Reopening of Bloomsbury Theatre gives students and staff new stage for research-based education

13 February 2019

UCL Culture promotes theatre and performance as a mode of research and investigation

UCL Bloomsbury Theatre © Nicholas Hare Architects LLP /alanwilliamsphotography.com

The historic Bloomsbury Theatre at UCL has officially reopened its doors following a specialist £19.8m restoration project and upgrading of its 541-seat auditorium, stage and fly-tower.

UCL students and staff can access the state-of-the-art facilities to make work, carry out research and stage productions, alongside a year-round programme of innovative comedy, theatre, music and dance from visiting companies.

The three and half year renovation is the first major investment in the building’s history, aimed at modernising the theatre’s technical and audio-visual features, while maintaining the Brutalist aesthetic and historic fabric of the theatre.

The role of theatre in a research intensive university

UCL Culture, which manages the theatre and its programming, is to dedicate more space to student-led productions, providing greater opportunity for students to learn, experiment and create outside of their academic programmes.
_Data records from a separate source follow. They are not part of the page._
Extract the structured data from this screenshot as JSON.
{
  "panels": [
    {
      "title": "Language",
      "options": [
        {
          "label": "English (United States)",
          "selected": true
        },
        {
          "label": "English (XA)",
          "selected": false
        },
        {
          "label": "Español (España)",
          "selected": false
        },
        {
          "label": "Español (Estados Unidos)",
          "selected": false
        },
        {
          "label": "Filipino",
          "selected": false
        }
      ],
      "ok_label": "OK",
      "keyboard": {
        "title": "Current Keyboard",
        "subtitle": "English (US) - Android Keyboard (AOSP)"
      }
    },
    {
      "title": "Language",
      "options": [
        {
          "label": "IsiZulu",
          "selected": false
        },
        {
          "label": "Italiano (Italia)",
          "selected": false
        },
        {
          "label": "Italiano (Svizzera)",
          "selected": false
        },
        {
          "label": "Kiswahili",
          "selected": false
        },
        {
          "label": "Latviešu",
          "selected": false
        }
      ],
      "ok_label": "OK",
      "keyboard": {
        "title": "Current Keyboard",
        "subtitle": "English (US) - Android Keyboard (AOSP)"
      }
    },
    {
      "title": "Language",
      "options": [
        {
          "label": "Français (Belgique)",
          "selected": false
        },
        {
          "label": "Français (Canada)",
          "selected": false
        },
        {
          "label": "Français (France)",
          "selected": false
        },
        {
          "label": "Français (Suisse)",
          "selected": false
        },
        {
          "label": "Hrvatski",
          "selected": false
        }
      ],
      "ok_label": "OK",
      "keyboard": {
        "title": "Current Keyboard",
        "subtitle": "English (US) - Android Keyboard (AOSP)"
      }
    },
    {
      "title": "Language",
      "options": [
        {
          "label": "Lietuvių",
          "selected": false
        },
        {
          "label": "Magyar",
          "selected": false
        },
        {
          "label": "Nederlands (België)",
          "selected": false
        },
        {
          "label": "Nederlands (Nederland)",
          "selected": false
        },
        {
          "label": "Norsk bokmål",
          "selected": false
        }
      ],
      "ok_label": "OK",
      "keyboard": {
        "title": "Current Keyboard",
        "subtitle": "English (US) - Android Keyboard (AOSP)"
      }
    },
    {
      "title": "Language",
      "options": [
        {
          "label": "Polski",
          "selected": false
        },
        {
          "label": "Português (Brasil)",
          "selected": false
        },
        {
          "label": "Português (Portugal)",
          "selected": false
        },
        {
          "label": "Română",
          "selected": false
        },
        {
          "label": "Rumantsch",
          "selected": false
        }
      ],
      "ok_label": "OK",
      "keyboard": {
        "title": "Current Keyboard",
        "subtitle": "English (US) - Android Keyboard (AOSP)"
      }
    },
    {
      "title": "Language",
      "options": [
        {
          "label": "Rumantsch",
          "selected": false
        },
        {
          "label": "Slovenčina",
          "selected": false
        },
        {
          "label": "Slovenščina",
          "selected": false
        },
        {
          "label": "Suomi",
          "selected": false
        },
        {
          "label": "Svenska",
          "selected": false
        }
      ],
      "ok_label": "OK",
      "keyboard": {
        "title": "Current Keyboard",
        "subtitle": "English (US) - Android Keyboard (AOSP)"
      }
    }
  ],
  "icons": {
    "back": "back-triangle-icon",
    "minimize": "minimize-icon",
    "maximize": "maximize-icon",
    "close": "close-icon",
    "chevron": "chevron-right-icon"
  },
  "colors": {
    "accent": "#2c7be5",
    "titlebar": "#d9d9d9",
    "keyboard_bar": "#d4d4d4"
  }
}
The theatre will continue to feature high profile and household names, while bringing in more research-led performance, that offer opportunities for innovation and discovery across art, design, science and technology.

Find out how students and staff can make use of the Bloomsbury Theatre

Simon Cane, Executive Director of UCL Culture, said: ‘We are excited to present a refreshed approach to our programming that offers a mix of new and experimental theatre, research-driven content and high-profile and household names.

‘This will allow us to be at the forefront of the use of theatre and performance as a mode of research and investigation, challenging traditional ideas about the role of theatre in a research intensive university.’

First opened in 1968 as the Central Collegiate Building Auditorium (later the Collegiate Theatre), it was renamed in 1982 as The Bloomsbury Theatre to reflect its geographical location, as well as the artistic associations of the name. A studio with 70 seats was added in 2015 providing a more flexible space and an alternative to the main theatre.   Over the years it has attracted famous artists including UCL alumnus Ricky Gervais, singer Adele, American Jazz artist Gregory Porter, comedian Jo Brand and Stomp percussion group.

The Bloomsbury Theatre restoration is part of the Transforming UCL programme, the largest capital programme in the university’s history which involves the investment of £1.2 billion to upgrade and expand UCL’s accommodation and facilities.